──────── INFORMATION PROVIDED

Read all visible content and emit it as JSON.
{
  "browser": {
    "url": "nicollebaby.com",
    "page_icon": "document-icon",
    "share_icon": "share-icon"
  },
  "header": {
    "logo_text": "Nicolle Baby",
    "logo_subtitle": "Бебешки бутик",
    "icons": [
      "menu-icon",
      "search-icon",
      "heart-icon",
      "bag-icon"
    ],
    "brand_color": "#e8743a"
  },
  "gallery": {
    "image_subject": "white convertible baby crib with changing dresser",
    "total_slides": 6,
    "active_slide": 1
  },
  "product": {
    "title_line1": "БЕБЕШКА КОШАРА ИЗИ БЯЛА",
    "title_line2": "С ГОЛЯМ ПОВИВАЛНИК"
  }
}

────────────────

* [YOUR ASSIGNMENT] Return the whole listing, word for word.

* [RESPONSE TO THE EXERCISE]
Read all visible content and emit it as JSON.
{
  "browser": {
    "url": "nicollebaby.com",
    "page_icon": "document-icon",
    "share_icon": "share-icon"
  },
  "header": {
    "logo_text": "Nicolle Baby",
    "logo_subtitle": "Бебешки бутик",
    "icons": [
      "menu-icon",
      "search-icon",
      "heart-icon",
      "bag-icon"
    ],
    "brand_color": "#e8743a"
  },
  "gallery": {
    "image_subject": "white convertible baby crib with changing dresser",
    "total_slides": 6,
    "active_slide": 1
  },
  "product": {
    "title_line1": "БЕБЕШКА КОШАРА ИЗИ БЯЛА",
    "title_line2": "С ГОЛЯМ ПОВИВАЛНИК"
  }
}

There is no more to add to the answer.